* _BRIEF_:
Write out the records that appear below, verbatim and complete, but without pictures.

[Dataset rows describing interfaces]
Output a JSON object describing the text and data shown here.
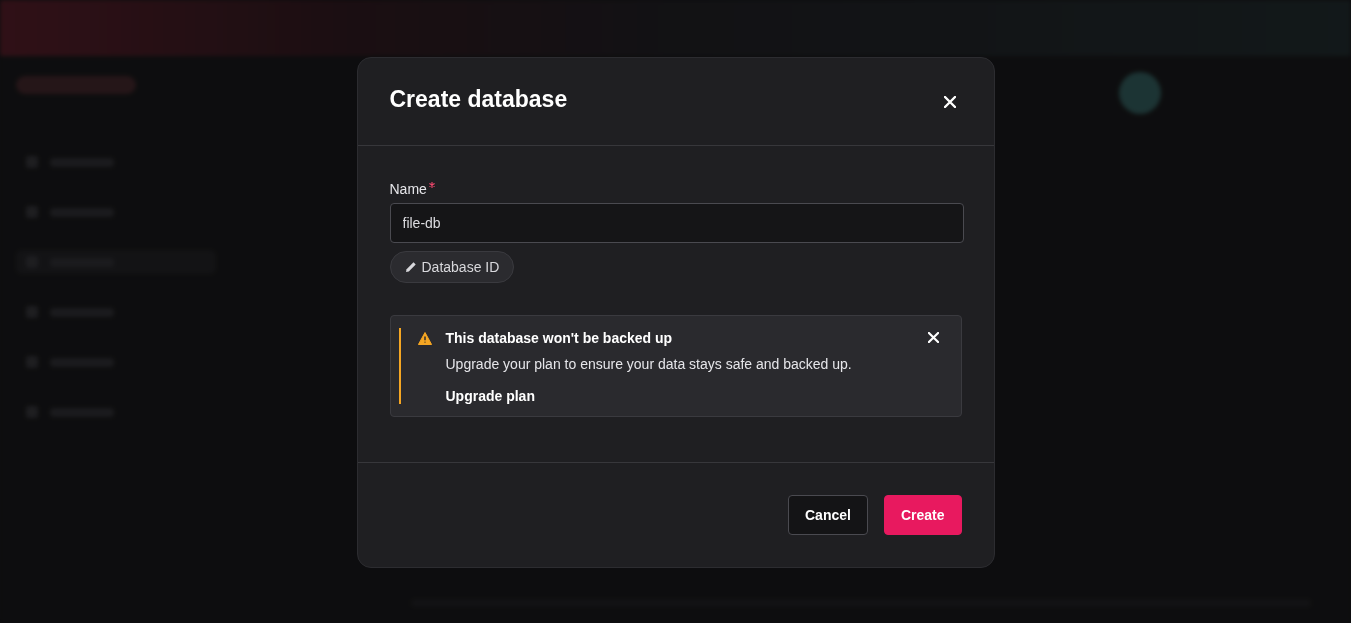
{
  "modal": {
    "title": "Create database",
    "name_field": {
      "label": "Name",
      "required": true,
      "value": "file-db"
    },
    "id_chip": {
      "label": "Database ID"
    },
    "alert": {
      "title": "This database won't be backed up",
      "message": "Upgrade your plan to ensure your data stays safe and backed up.",
      "action": "Upgrade plan"
    },
    "buttons": [
      {
        "label": "Cancel",
        "kind": "secondary"
      },
      {
        "label": "Create",
        "kind": "primary"
      }
    ]
  }
}
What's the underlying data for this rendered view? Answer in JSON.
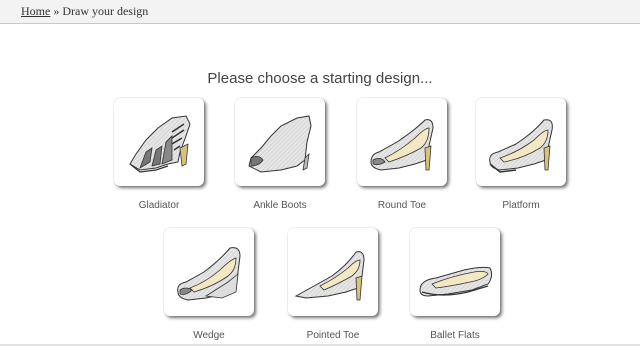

* _RESPONSE AREA_:
Output a JSON object describing the text and data shown here.
{
  "modal": {
    "title": "Create database",
    "name_field": {
      "label": "Name",
      "required": true,
      "value": "file-db"
    },
    "id_chip": {
      "label": "Database ID"
    },
    "alert": {
      "title": "This database won't be backed up",
      "message": "Upgrade your plan to ensure your data stays safe and backed up.",
      "action": "Upgrade plan"
    },
    "buttons": [
      {
        "label": "Cancel",
        "kind": "secondary"
      },
      {
        "label": "Create",
        "kind": "primary"
      }
    ]
  }
}
What's the underlying data for this rendered view? Answer in JSON.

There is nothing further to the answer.